They ultimately decided that they were better off, with Mrs. Clinton in office and running for the presidency, to liquidate the entire blind trust and not keep the stock or reinvest the money for the duration of her campaign, their advisers said. Senators are not required to have blind trusts.
“Senator Clinton and the president wanted to go above and beyond and avoid even the appearance of a conflict of interest, so they chose to liquidate the assets,” said Howard Wolfson, communications director of Mrs. Clinton’s campaign.
The disclosure forms have new details about Mr. Clinton’s investments and advisory role with funds in the Yucaipa Companies, a privately held California equity firm controlled by Ron Burkle, one of Mr. Clinton’s best friends and one of Mrs. Clinton’s top fund-raisers.
Mr. Clinton has assets of $100,001 to $250,000 in one Yucaipa investment, Garrard Worldwide Holdings Inc., a retail jeweler with a flagship store in London. He has an additional $15,001 to $50,000 in Brazilian Renewable Energy Company Ltd., which produces sugar-cane-based ethanol in Brazil.
Mr. Clinton also has $15,001 to $50,000 in Easy Bill Ltd., an India-based company that works on electronic transactions and business services for Indians.
Shortly after the Clinton campaign released the financial information, the campaign of Senator Barack Obama, the Illinois Democrat, circulated to news organizations — on what it demanded be a not-for-attribution-basis — a scathing analysis. It called Mrs. Clinton “Hillary Clinton (D-Punjab)” in its headline. The document referred to the investment in India and Mrs. Clinton’s fund-raising efforts among Indian-Americans. The analysis also highlighted the acceptance by Mr. Clinton of $300,000 in speech fees from Cisco, a company the Obama campaign said has moved American jobs to India.
A copy of the document was obtained by Mrs. Clinton’s campaign, which provided it to The New York Times. The Clinton campaign has long been frustrated by the effort by Mr. Obama to present his campaign as above the kind of attack politics that Mr. Obama and his aides say has led to widespread disillusionment with politics by many Americans.
Asked about the document, Bill Burton, a spokesman for Mr. Obama, said: “We did give reporters a series of comments she made on the record and other things that are publicly available to anyone who has access to the Internet. I don’t see why anyone would take umbrage with that.”
Asked why the Obama campaign had initially insisted that it not be connected to the document, Mr. Burton replied, “I’m going to leave my comment at that.”
Most of the Clintons’ blind trust investments are a broad cross-section of Fortune 500 companies, but also include several corporations that, Clinton advisers say, neither Mr. Clinton nor Mrs. Clinton would have chosen.
The Clintons had investments in several pharmaceutical companies, including Abbott Labs, Amgen, Biogen Idec, Genentech, Genzyme, Novartis, Pfizer and Wyeth.
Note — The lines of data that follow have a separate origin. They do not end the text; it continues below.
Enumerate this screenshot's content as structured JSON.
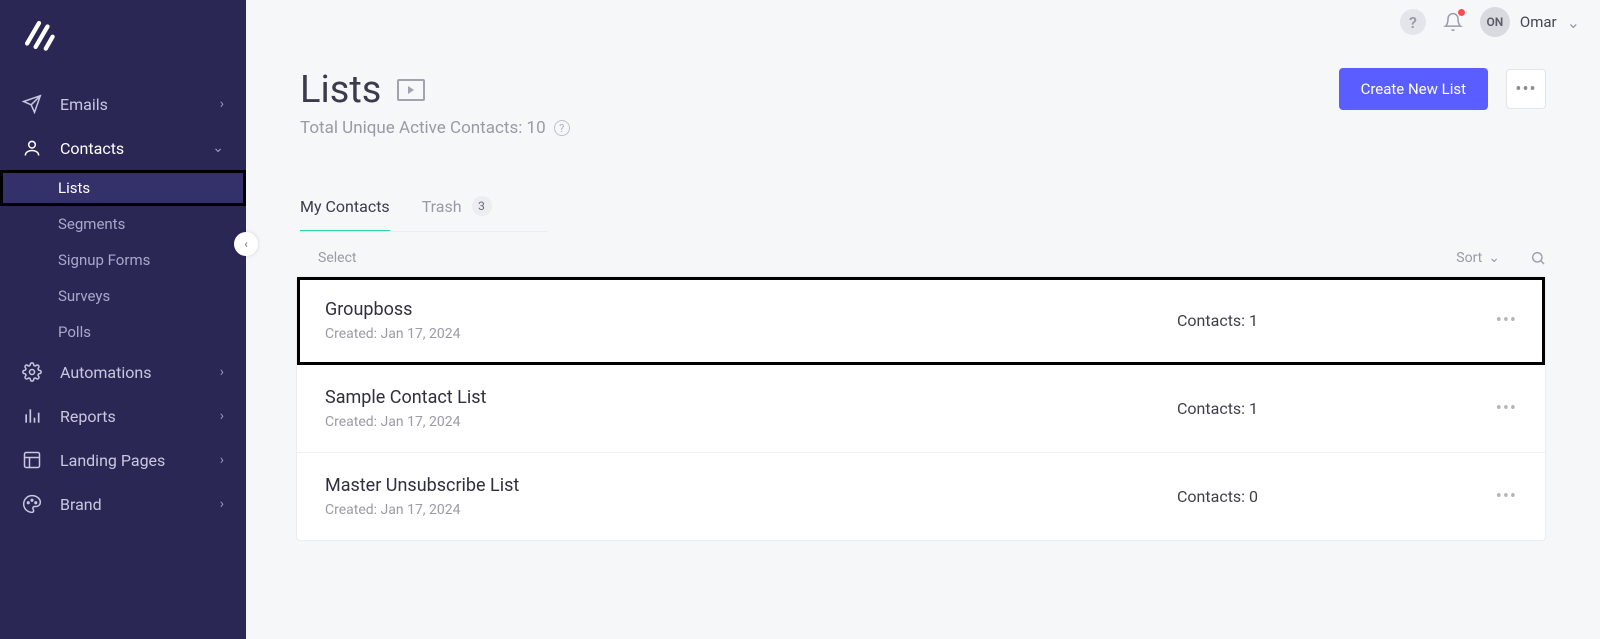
{
  "user": {
    "initials": "ON",
    "name": "Omar"
  },
  "sidebar": {
    "items": [
      {
        "label": "Emails"
      },
      {
        "label": "Contacts"
      },
      {
        "label": "Automations"
      },
      {
        "label": "Reports"
      },
      {
        "label": "Landing Pages"
      },
      {
        "label": "Brand"
      }
    ],
    "contacts_sub": [
      {
        "label": "Lists"
      },
      {
        "label": "Segments"
      },
      {
        "label": "Signup Forms"
      },
      {
        "label": "Surveys"
      },
      {
        "label": "Polls"
      }
    ]
  },
  "page": {
    "title": "Lists",
    "subtitle": "Total Unique Active Contacts: 10",
    "create_button": "Create New List",
    "tabs": [
      {
        "label": "My Contacts"
      },
      {
        "label": "Trash",
        "badge": "3"
      }
    ],
    "select_label": "Select",
    "sort_label": "Sort"
  },
  "lists": [
    {
      "name": "Groupboss",
      "created": "Created: Jan 17, 2024",
      "contacts": "Contacts: 1"
    },
    {
      "name": "Sample Contact List",
      "created": "Created: Jan 17, 2024",
      "contacts": "Contacts: 1"
    },
    {
      "name": "Master Unsubscribe List",
      "created": "Created: Jan 17, 2024",
      "contacts": "Contacts: 0"
    }
  ]
}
The assets in each company ran from $100,001 to $250,000. The trust also had assets in BP Amoco, $50,001 to $100,000; Chevron, $15,001 to $50,000; and Exxon Mobil, $100,001 to $250,000, as well as common stock in Raytheon and Wal-Mart Stores, $100,001 to $250,000 each.Continue reading the main story